10 December, 2020 – First use Inreda AP in the east of the Netherlands
First use of the Inreda AP
Working together with health insurer Menzis
Hospitals and medical support
Prior to the start of the AP treatment, the patients are trained for two days. For the time being this takes place in the cultural center of Goor. A training center has been set up here to properly prepare patients for the AP treatment. We do this to quickly familiarize the users with the new system. During the training, people get to know the device well. The Inreda AP is put into use on the second day.
Voorafgaand aan de start van de AP behandeling, worden de patiënten twee dagen getraind; vooralsnog vindt dit plaats in het cultureel centrum van Goor. Hier is een trainingscentrum ingericht om de patiënten goed voor te bereiden op de AP behandeling. Dit doen wij om de gebruikers snel vertrouwd te laten raken met het nieuwe systeem. Tijdens de training leren de mensen het apparaat goed kennen en wordt op de tweede dag de Inreda AP in gebruik genomen.

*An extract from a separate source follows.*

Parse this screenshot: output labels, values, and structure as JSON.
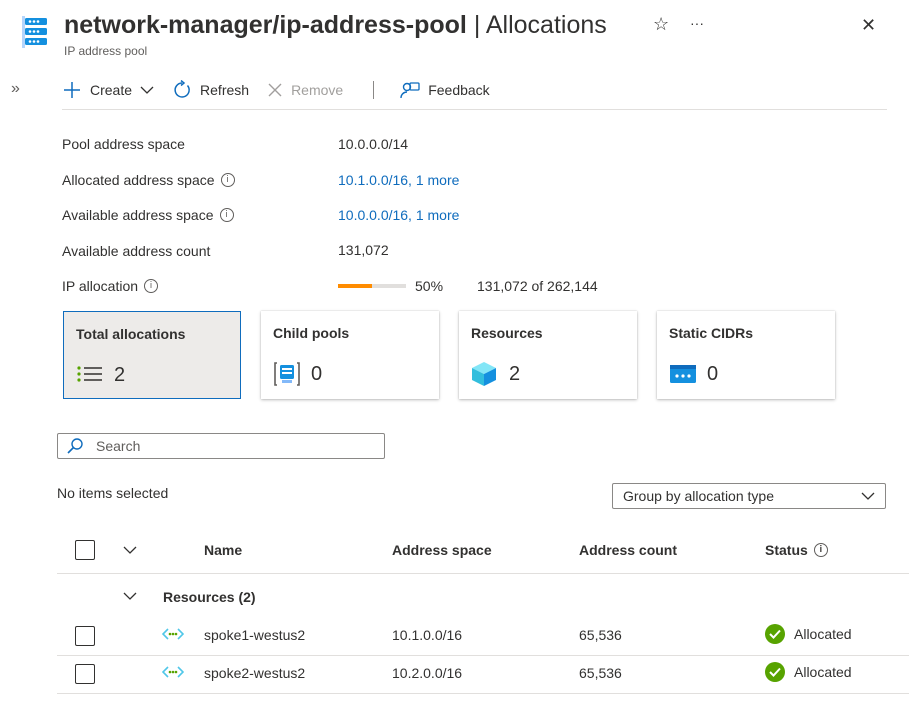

24-hour telephone accessibility
After the training days, people have various contact moments with their personal coach from Inreda. Inreda also offers aftercare via a Customer Service, a 24-hour telephone accessibility to quickly provide the right solution in case of problems.
Inreda AP study in type 3 diabetes
Colleague in the Spotlight
Who are you?
I am Helga Blauw. I am 33 years old, I live with Enno in Twello and have a sweet 2.5 year old son Noan. I studied Technical Medicine at the University of Twente in Enschede. After that, I could immediately start working at Inreda. I have been working there for more than 8 years, since October 2012. After graduating, I also started doing my PhD research at the Amsterdam UMC, location AMC. I hope to obtain my PhD around May 2021.
What do you do?
II am responsible for the medical department of Inreda, which now employs 6 people. We are a young department with many young people. We conduct the clinical examinations and, where necessary, offer medical guidance to the users of the Inreda AP. We also offer medical expertise to, for example, the R&D department, for the development of the artificial pancreas. Medical ensures sufficient safety and quality of the device; this is supported by clinical data. We keep an eye on the state of the art: what is going on in the field of diabetes and we take that into account when developing the device.
Do you have a passion for something?
My motivation is to connect the medical and technical world. Building a bridge between those two worlds. I think it’s fantastic when the device is fully used in clinical practice. From the medical side of Inreda and as a team, I would like to mean even more and achieve more. Also expand my team further and ensure that we function optimally as a team. My ultimate goal is that with the Inreda AP we reach as many people as possible who can benefit from this treatment, including children and other adult groups. We want to use the feedback derived from the practical experience that we are going to gain with various user groups, so that we can use that input to further improve the device.
What do you do in your free time?
In normal times I play volleyball - competitively, but also for fun. This spring I started baking, and now in the "second corona wave" I am going to pick up cycling. I also like to do fun things with my son.
How did you get a job at Inreda?
When I was graduating, I saw a vacancy from Inreda through my study program. I called and was then allowed to come for an interview. That first meeting was with Robin Koops and Hans de Vries (then an internist, now a professor of internal medicine at Amsterdam UMC, location AMC). After that conversation I was immediately called back when I was on the train back home: I could get started. My assignment was to minimize the artificial pancreas from laptop size to pocket size; I also started the clinical studies with the reduced prototype. That was also the immediate start of my PhD program at the AMC. Inreda, the AMC and a few other project partners received a European subsidy in 2012 with which we could do the development and the clinical studies.
Has something fun, crazy or memorable happened at work?
I really enjoy looking back on those 8 years of development. When I started in 2012, Inreda was still in its infancy, with a very small office and, next to Robin Koops and other friends involved, one employee, that was me. From that very beginning until now I have been moved forward from place to place, literally but also figuratively. We have grown tremendously, together. We can all be extremely proud of that, that we have come this far despite some setbacks along the way.
What do you do in 5 years time? What is your goal?
I hope that the medical department will be a lot bigger and that we can do many studies at the same time to be able to test all further developments. And that we can also conduct European studies and research when we enter the market in other countries. This could be, for example, studies for reimbursement in that country or observational studies: how do people and healthcare in that country deal with the Inreda AP. And sometimes professional groups ask for studies, for example into effectiveness. I also find an important question to investigate: how do we implement the artificial pancreas in healthcare? Furthermore, I would like to make the Inreda AP more user-friendly based on the feedback from the projects and studies. And I hope that we can then measure and see the (hopefully positive) health effects in the longer term, where my team then takes care of the coordination of these studies, rather than the measurements themselves.